Sweet Homes has included the cost of this $200,000 contribution in the price of its villas. Short-term hits on profit would lead to long-term gains, claimed Dero. “The $200,000 is [included in] the cost … What I’m doing is [sacrificing] profits in order to put my company and Ajman on the world map.”
Dero would not reveal the size of the profit he was making, or the financial terms of the company’s agreement with the Antiguan government. But he said that in the 10 days since the scheme became operational, he had received in excess of 1,000 “strong leads”, and 20 applications had already entered the pipeline.
The promotion only applies to 600 units in two types of villas – the 1.4m-dirham ($380,000), two-bedroom “Erica” villas and 1.9m-dirham ($517,000), four-bedroom “Camellia” villas. The company may later expand the promotion to the other units, Dero said.
While Ajman Uptown has suffered from long delays – it was originally scheduled for delivery in 2011 – Dero said the first units would be ready for handover in six months.
Antigua and Barbuda Prime Minister Gaston Browne has come out in defence of the company, amid
that the campaign was misleading. The Antigua Observer quoted one UAE-based lawyer who argued that the offer “downgrades the whole citizenship process” for Antigua and Barbuda.
For his part, Browne told Al Jazeera that Sweet Homes was essentially a supplier to the country’s citizenship by investment programme, recommending “wealthy citizens of the highest standard of integrity”. For their troubles, he said, the companies receive 10 percent of each $200,000 contribution in commission.
The prime minister commended Sweet Homes’ marketing strategy. “The marginal cost to promote the Antiguan NDF is insignificant, but this has given them greater promotional reach in the UAE than existing suppliers. The uproar is, in essence, a competition issue which will resolve itself as the other competitors find innovative and creative responses.”

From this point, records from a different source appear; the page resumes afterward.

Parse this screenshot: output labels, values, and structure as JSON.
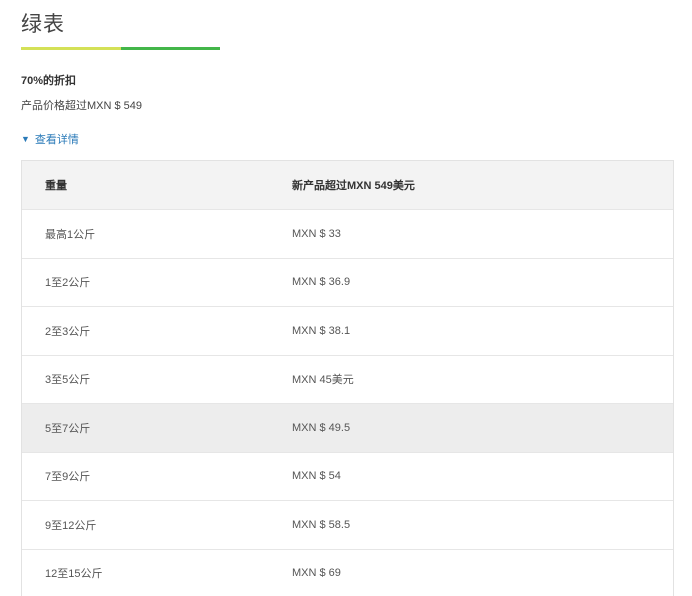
{
  "header": {
    "title": "绿表",
    "bar_colors": [
      "#d4e157",
      "#43b649"
    ]
  },
  "promo": {
    "discount": "70%的折扣",
    "condition": "产品价格超过MXN $ 549",
    "details_label": "查看详情"
  },
  "table": {
    "columns": [
      "重量",
      "新产品超过MXN 549美元"
    ],
    "rows": [
      {
        "weight": "最高1公斤",
        "price": "MXN $ 33"
      },
      {
        "weight": "1至2公斤",
        "price": "MXN $ 36.9"
      },
      {
        "weight": "2至3公斤",
        "price": "MXN $ 38.1"
      },
      {
        "weight": "3至5公斤",
        "price": "MXN 45美元"
      },
      {
        "weight": "5至7公斤",
        "price": "MXN $ 49.5"
      },
      {
        "weight": "7至9公斤",
        "price": "MXN $ 54"
      },
      {
        "weight": "9至12公斤",
        "price": "MXN $ 58.5"
      },
      {
        "weight": "12至15公斤",
        "price": "MXN $ 69"
      }
    ]
  }
}
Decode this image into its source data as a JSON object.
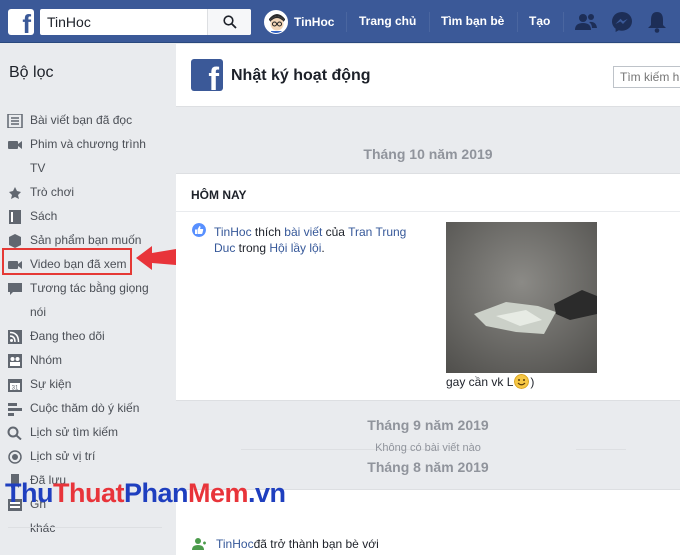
{
  "topbar": {
    "logo": "f",
    "search_value": "TinHoc",
    "search_icon": "search-icon",
    "profile_name": "TinHoc",
    "nav_home": "Trang chủ",
    "nav_find_friends": "Tìm bạn bè",
    "nav_create": "Tạo",
    "icons": [
      "friends-icon",
      "messenger-icon",
      "notifications-icon"
    ]
  },
  "sidebar": {
    "title": "Bộ lọc",
    "items": [
      {
        "label": "Bài viết bạn đã đọc",
        "icon": "list-icon"
      },
      {
        "label": "Phim và chương trình",
        "label2": "TV",
        "icon": "video-camera-icon"
      },
      {
        "label": "Trò chơi",
        "icon": "game-controller-icon"
      },
      {
        "label": "Sách",
        "icon": "book-icon"
      },
      {
        "label": "Sản phẩm bạn muốn",
        "icon": "product-icon"
      },
      {
        "label": "Video bạn đã xem",
        "icon": "video-camera-icon"
      },
      {
        "label": "Tương tác bằng giọng",
        "label2": "nói",
        "icon": "speech-bubble-icon"
      },
      {
        "label": "Đang theo dõi",
        "icon": "rss-icon"
      },
      {
        "label": "Nhóm",
        "icon": "group-icon"
      },
      {
        "label": "Sự kiện",
        "icon": "calendar-icon"
      },
      {
        "label": "Cuộc thăm dò ý kiến",
        "icon": "poll-icon"
      },
      {
        "label": "Lịch sử tìm kiếm",
        "icon": "search-icon"
      },
      {
        "label": "Lịch sử vị trí",
        "icon": "location-icon"
      },
      {
        "label": "Đã lưu",
        "icon": "bookmark-icon"
      },
      {
        "label": "Gh",
        "label2": "khác",
        "icon": "other-icon"
      }
    ],
    "highlight_color": "#e53935"
  },
  "main": {
    "header_title": "Nhật ký hoạt động",
    "header_search_placeholder": "Tìm kiếm h",
    "month_oct": "Tháng 10 năm 2019",
    "today_label": "HÔM NAY",
    "activity": {
      "actor": "TinHoc",
      "verb": " thích ",
      "object": "bài viết",
      "of": " của ",
      "author": "Tran Trung Duc",
      "in": " trong ",
      "group": "Hội lầy lội",
      "end": "."
    },
    "photo_caption_before": "gay cần vk L ",
    "photo_caption_after": ")",
    "month_sep": "Tháng 9 năm 2019",
    "no_posts": "Không có bài viết nào",
    "month_aug": "Tháng 8 năm 2019",
    "friend_activity": {
      "actor": "TinHoc",
      "text": " đã trở thành bạn bè với"
    }
  },
  "watermark": {
    "part1": "Thu",
    "part2": "Thuat",
    "part3": "Phan",
    "part4": "Mem",
    "part5": ".vn"
  },
  "colors": {
    "brand": "#3b5998",
    "link": "#365899",
    "background": "#e9ebee"
  }
}
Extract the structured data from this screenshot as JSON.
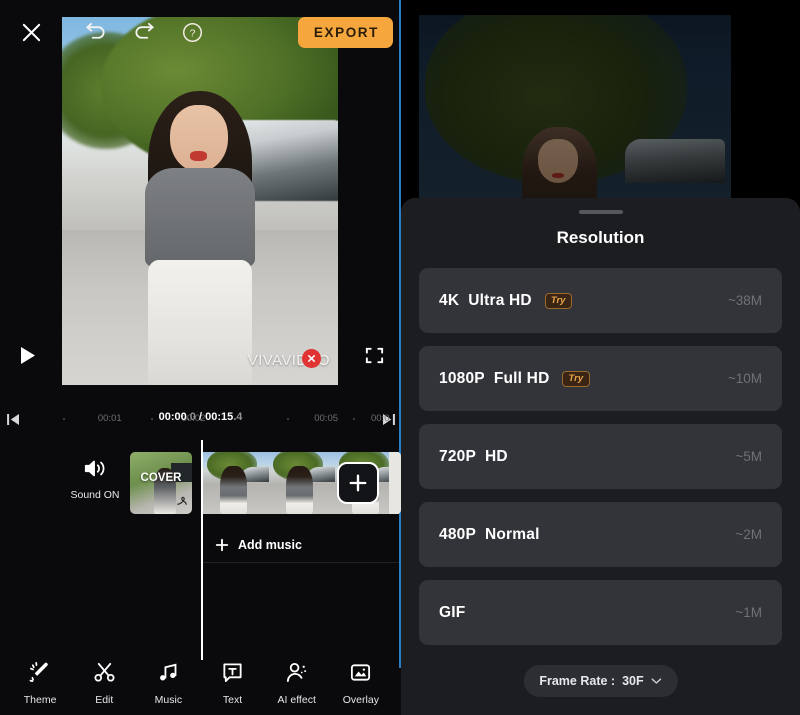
{
  "editor": {
    "topbar": {
      "close_icon": "close-icon",
      "undo_icon": "undo-icon",
      "redo_icon": "redo-icon",
      "help_icon": "help-icon",
      "export_label": "EXPORT",
      "export_color": "#f5a63c"
    },
    "preview": {
      "watermark": "VIVAVIDEO",
      "watermark_close_icon": "close-badge-icon",
      "play_icon": "play-icon",
      "fullscreen_icon": "fullscreen-icon"
    },
    "timeline": {
      "jump_start_icon": "skip-to-start-icon",
      "jump_end_icon": "skip-to-end-icon",
      "ticks": [
        "00:01",
        "00:02",
        "00:05",
        "00:0"
      ],
      "current_time": "00:00",
      "current_time_frac": ".0",
      "separator": " / ",
      "total_time": "00:15",
      "total_time_frac": ".4"
    },
    "tracks": {
      "sound_icon": "speaker-on-icon",
      "sound_label": "Sound ON",
      "cover_label": "COVER",
      "cover_edit_icon": "pen-icon",
      "add_clip_icon": "plus-icon",
      "add_music_icon": "plus-icon",
      "add_music_label": "Add music"
    },
    "toolbar": [
      {
        "label": "Theme",
        "icon": "magic-wand-icon"
      },
      {
        "label": "Edit",
        "icon": "scissors-icon"
      },
      {
        "label": "Music",
        "icon": "music-note-icon"
      },
      {
        "label": "Text",
        "icon": "text-box-icon"
      },
      {
        "label": "AI effect",
        "icon": "person-sparkle-icon"
      },
      {
        "label": "Overlay",
        "icon": "image-frame-icon"
      }
    ]
  },
  "panel": {
    "grabber_icon": "drag-handle-icon",
    "title": "Resolution",
    "options": [
      {
        "main": "4K",
        "sub": "Ultra HD",
        "badge": "Try",
        "size": "~38M"
      },
      {
        "main": "1080P",
        "sub": "Full HD",
        "badge": "Try",
        "size": "~10M"
      },
      {
        "main": "720P",
        "sub": "HD",
        "badge": "",
        "size": "~5M"
      },
      {
        "main": "480P",
        "sub": "Normal",
        "badge": "",
        "size": "~2M"
      },
      {
        "main": "GIF",
        "sub": "",
        "badge": "",
        "size": "~1M"
      }
    ],
    "frame_rate_label": "Frame Rate :",
    "frame_rate_value": "30F",
    "frame_rate_icon": "chevron-down-icon"
  }
}
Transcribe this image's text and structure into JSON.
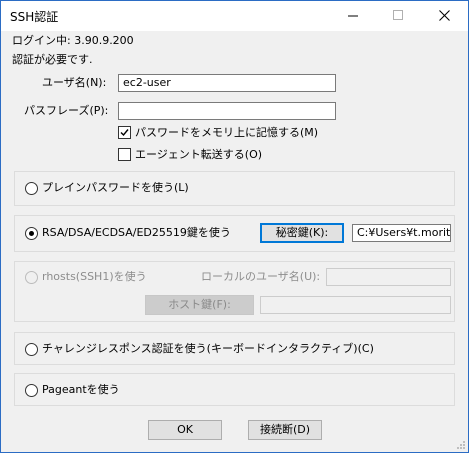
{
  "window": {
    "title": "SSH認証"
  },
  "header": {
    "login_status": "ログイン中: 3.90.9.200",
    "auth_required": "認証が必要です."
  },
  "form": {
    "username_label": "ユーザ名(N):",
    "username_value": "ec2-user",
    "passphrase_label": "パスフレーズ(P):",
    "passphrase_value": "",
    "remember_password_label": "パスワードをメモリ上に記憶する(M)",
    "remember_password_checked": true,
    "agent_forwarding_label": "エージェント転送する(O)",
    "agent_forwarding_checked": false
  },
  "methods": {
    "plain_password_label": "プレインパスワードを使う(L)",
    "rsa_label": "RSA/DSA/ECDSA/ED25519鍵を使う",
    "private_key_button": "秘密鍵(K):",
    "private_key_path": "C:¥Users¥t.morita¥",
    "rhosts_label": "rhosts(SSH1)を使う",
    "local_username_label": "ローカルのユーザ名(U):",
    "local_username_value": "",
    "host_key_button": "ホスト鍵(F):",
    "host_key_value": "",
    "challenge_label": "チャレンジレスポンス認証を使う(キーボードインタラクティブ)(C)",
    "pageant_label": "Pageantを使う",
    "selected": "rsa"
  },
  "footer": {
    "ok_button": "OK",
    "disconnect_button": "接続断(D)"
  }
}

Browne added that the arrangement did not compromise the integrity of Antiguan passports, because the final decision on whether to grant citizenship still rests with his government.
“We have informed in writing several of our allied countries [including] the USA, Canada and the UK about this initiative and have reassured them of the integrity of our programme and the safeguards we have introduced to protect their national security interests,” he said.